Different Types of Corporations: Advantages and Disadvantages of Corporations
What is an LLC?
A Limited Liability Company (LLC) blends the aspects of corporations, partnerships and sole proprietorship into a simple and flexible business entity. LLCs offer the same personal liability protection as corporations with few corporate formalities. LLC entities can be used to hold property and transact any type of business. They protect the owners and operators from personal liability similar to a corporation, and they possess the "pass-through" tax benefits of a partnership. Additionally, LLCs do not require the typical formalities that are required when managing a corporation.
Limited Liability Company (LLC)
Many business professionals believe LLCs present a superior alternative to corporations and partnerships because LLCs combine many of the advantages of both. With an LLC, the owners can have the corporate liability protection for their personal assets from business debt as well as the tax advantages of partnerships or S Corporations. It is similar to an S Corporation without the IRS’ restrictions.
What is a Corporation?
A corporation is a legal entity created separately from those who own and operate it. As a separate entity, the corporation's debts and taxes are separate from its owners (shareholders), thereby offering the greatest personal liability protection of all business structure. Corporations also offer tax savings and the ability to raise capital under your business name.
Protection of personal assets from business debt
Profits/losses pass through to personal income tax returns of the owners
Great flexibility in management and organization of the business
LLCs do not have the ownership restrictions of S Corporations making them ideal business structures for foreign investors
LLCs often have a limited life (not to exceed 30 years in many states) Some states require at least 2 members to form an LLC, and LLCs are not corporations and therefore do not have stock — and the benefits of stock ownership and sales.

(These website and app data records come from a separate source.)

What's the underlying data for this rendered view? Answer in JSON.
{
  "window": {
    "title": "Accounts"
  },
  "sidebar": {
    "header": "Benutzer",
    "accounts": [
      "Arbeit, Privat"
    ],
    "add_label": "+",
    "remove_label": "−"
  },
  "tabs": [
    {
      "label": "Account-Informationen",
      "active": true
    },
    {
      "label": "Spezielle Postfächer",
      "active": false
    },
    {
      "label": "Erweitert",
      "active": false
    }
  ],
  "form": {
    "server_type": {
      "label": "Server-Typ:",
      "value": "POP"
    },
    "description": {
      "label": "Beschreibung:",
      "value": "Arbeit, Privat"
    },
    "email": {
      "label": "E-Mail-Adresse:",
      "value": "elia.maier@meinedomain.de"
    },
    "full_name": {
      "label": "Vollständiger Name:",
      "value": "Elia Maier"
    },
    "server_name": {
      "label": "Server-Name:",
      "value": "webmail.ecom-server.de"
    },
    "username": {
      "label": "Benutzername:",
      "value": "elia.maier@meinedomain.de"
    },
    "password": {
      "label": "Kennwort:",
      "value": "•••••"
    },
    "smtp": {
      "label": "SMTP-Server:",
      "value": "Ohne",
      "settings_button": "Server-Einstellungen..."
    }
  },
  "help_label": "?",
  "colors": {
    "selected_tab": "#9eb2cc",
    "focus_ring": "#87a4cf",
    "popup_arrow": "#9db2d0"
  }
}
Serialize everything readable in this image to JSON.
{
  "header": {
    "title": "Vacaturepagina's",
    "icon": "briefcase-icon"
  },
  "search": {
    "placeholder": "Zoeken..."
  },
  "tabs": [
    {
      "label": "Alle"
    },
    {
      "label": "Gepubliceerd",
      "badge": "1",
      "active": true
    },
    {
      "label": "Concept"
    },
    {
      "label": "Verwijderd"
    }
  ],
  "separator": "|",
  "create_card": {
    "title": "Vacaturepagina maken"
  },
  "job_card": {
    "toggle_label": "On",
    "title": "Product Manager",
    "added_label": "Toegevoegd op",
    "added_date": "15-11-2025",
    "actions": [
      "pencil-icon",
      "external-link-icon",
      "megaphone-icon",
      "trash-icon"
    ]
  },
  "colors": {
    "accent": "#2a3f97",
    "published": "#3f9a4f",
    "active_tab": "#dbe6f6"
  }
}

As with the S Corporation listing, these lists are not inclusive. For more detailed information, please be sure to speak with a qualified legal and/or financial adviser.